About this exercise -
The full listing must be reproduced exactly as given.

Dataset extract -
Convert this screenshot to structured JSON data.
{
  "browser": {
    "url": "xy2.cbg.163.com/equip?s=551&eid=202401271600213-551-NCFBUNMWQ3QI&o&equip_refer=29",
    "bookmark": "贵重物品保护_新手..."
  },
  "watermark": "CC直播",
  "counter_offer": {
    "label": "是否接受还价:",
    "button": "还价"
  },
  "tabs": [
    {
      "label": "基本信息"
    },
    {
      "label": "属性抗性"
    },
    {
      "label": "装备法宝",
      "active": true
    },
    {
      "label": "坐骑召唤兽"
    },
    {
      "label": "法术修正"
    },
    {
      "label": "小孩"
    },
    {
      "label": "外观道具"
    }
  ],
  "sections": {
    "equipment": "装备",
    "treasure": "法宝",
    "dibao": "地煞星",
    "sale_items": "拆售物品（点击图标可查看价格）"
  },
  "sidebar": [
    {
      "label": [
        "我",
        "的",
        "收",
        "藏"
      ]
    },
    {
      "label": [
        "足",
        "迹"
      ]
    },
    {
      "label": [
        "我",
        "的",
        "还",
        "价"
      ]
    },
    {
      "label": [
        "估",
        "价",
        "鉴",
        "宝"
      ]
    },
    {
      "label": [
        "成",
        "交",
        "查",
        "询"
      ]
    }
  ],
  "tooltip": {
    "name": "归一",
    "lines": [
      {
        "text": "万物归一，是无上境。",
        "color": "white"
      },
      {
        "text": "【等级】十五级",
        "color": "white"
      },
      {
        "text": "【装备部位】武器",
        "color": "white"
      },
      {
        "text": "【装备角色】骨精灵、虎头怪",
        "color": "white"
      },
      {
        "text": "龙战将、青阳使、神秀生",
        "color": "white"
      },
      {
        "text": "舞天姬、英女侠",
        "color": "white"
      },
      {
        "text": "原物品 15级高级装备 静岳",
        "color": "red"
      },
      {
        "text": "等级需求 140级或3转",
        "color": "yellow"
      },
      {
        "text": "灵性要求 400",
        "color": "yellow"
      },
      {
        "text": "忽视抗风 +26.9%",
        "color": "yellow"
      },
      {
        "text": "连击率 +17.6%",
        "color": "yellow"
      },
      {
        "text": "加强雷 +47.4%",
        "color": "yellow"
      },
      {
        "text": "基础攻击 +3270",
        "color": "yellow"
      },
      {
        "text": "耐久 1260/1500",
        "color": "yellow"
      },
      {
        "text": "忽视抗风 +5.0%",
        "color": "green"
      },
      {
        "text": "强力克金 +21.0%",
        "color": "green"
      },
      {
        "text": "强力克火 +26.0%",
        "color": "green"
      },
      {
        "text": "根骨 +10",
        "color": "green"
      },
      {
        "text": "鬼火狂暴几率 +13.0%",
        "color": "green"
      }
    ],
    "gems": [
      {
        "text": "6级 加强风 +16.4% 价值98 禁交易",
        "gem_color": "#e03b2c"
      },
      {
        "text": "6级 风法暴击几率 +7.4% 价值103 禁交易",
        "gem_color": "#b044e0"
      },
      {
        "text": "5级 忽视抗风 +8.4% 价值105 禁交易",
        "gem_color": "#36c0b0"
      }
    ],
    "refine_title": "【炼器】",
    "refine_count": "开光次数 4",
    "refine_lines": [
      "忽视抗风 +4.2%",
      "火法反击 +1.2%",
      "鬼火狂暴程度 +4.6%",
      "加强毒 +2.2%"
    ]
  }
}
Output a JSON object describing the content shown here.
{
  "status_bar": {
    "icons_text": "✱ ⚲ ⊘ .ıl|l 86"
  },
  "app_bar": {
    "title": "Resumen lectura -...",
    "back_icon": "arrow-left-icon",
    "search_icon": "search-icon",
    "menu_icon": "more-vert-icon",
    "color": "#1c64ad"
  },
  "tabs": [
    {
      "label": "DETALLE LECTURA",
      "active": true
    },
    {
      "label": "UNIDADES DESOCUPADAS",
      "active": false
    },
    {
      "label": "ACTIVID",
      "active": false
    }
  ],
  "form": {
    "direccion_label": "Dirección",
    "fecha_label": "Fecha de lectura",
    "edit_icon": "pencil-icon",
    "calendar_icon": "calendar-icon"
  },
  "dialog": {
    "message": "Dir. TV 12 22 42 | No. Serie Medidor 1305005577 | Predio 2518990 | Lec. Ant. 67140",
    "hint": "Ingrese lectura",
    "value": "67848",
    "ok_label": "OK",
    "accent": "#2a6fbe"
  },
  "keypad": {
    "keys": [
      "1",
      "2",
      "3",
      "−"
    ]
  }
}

Answer to the problem -
Convert this screenshot to structured JSON data.
{
  "browser": {
    "url": "xy2.cbg.163.com/equip?s=551&eid=202401271600213-551-NCFBUNMWQ3QI&o&equip_refer=29",
    "bookmark": "贵重物品保护_新手..."
  },
  "watermark": "CC直播",
  "counter_offer": {
    "label": "是否接受还价:",
    "button": "还价"
  },
  "tabs": [
    {
      "label": "基本信息"
    },
    {
      "label": "属性抗性"
    },
    {
      "label": "装备法宝",
      "active": true
    },
    {
      "label": "坐骑召唤兽"
    },
    {
      "label": "法术修正"
    },
    {
      "label": "小孩"
    },
    {
      "label": "外观道具"
    }
  ],
  "sections": {
    "equipment": "装备",
    "treasure": "法宝",
    "dibao": "地煞星",
    "sale_items": "拆售物品（点击图标可查看价格）"
  },
  "sidebar": [
    {
      "label": [
        "我",
        "的",
        "收",
        "藏"
      ]
    },
    {
      "label": [
        "足",
        "迹"
      ]
    },
    {
      "label": [
        "我",
        "的",
        "还",
        "价"
      ]
    },
    {
      "label": [
        "估",
        "价",
        "鉴",
        "宝"
      ]
    },
    {
      "label": [
        "成",
        "交",
        "查",
        "询"
      ]
    }
  ],
  "tooltip": {
    "name": "归一",
    "lines": [
      {
        "text": "万物归一，是无上境。",
        "color": "white"
      },
      {
        "text": "【等级】十五级",
        "color": "white"
      },
      {
        "text": "【装备部位】武器",
        "color": "white"
      },
      {
        "text": "【装备角色】骨精灵、虎头怪",
        "color": "white"
      },
      {
        "text": "龙战将、青阳使、神秀生",
        "color": "white"
      },
      {
        "text": "舞天姬、英女侠",
        "color": "white"
      },
      {
        "text": "原物品 15级高级装备 静岳",
        "color": "red"
      },
      {
        "text": "等级需求 140级或3转",
        "color": "yellow"
      },
      {
        "text": "灵性要求 400",
        "color": "yellow"
      },
      {
        "text": "忽视抗风 +26.9%",
        "color": "yellow"
      },
      {
        "text": "连击率 +17.6%",
        "color": "yellow"
      },
      {
        "text": "加强雷 +47.4%",
        "color": "yellow"
      },
      {
        "text": "基础攻击 +3270",
        "color": "yellow"
      },
      {
        "text": "耐久 1260/1500",
        "color": "yellow"
      },
      {
        "text": "忽视抗风 +5.0%",
        "color": "green"
      },
      {
        "text": "强力克金 +21.0%",
        "color": "green"
      },
      {
        "text": "强力克火 +26.0%",
        "color": "green"
      },
      {
        "text": "根骨 +10",
        "color": "green"
      },
      {
        "text": "鬼火狂暴几率 +13.0%",
        "color": "green"
      }
    ],
    "gems": [
      {
        "text": "6级 加强风 +16.4% 价值98 禁交易",
        "gem_color": "#e03b2c"
      },
      {
        "text": "6级 风法暴击几率 +7.4% 价值103 禁交易",
        "gem_color": "#b044e0"
      },
      {
        "text": "5级 忽视抗风 +8.4% 价值105 禁交易",
        "gem_color": "#36c0b0"
      }
    ],
    "refine_title": "【炼器】",
    "refine_count": "开光次数 4",
    "refine_lines": [
      "忽视抗风 +4.2%",
      "火法反击 +1.2%",
      "鬼火狂暴程度 +4.6%",
      "加强毒 +2.2%"
    ]
  }
}
Output a JSON object describing the content shown here.
{
  "status_bar": {
    "icons_text": "✱ ⚲ ⊘ .ıl|l 86"
  },
  "app_bar": {
    "title": "Resumen lectura -...",
    "back_icon": "arrow-left-icon",
    "search_icon": "search-icon",
    "menu_icon": "more-vert-icon",
    "color": "#1c64ad"
  },
  "tabs": [
    {
      "label": "DETALLE LECTURA",
      "active": true
    },
    {
      "label": "UNIDADES DESOCUPADAS",
      "active": false
    },
    {
      "label": "ACTIVID",
      "active": false
    }
  ],
  "form": {
    "direccion_label": "Dirección",
    "fecha_label": "Fecha de lectura",
    "edit_icon": "pencil-icon",
    "calendar_icon": "calendar-icon"
  },
  "dialog": {
    "message": "Dir. TV 12 22 42 | No. Serie Medidor 1305005577 | Predio 2518990 | Lec. Ant. 67140",
    "hint": "Ingrese lectura",
    "value": "67848",
    "ok_label": "OK",
    "accent": "#2a6fbe"
  },
  "keypad": {
    "keys": [
      "1",
      "2",
      "3",
      "−"
    ]
  }
}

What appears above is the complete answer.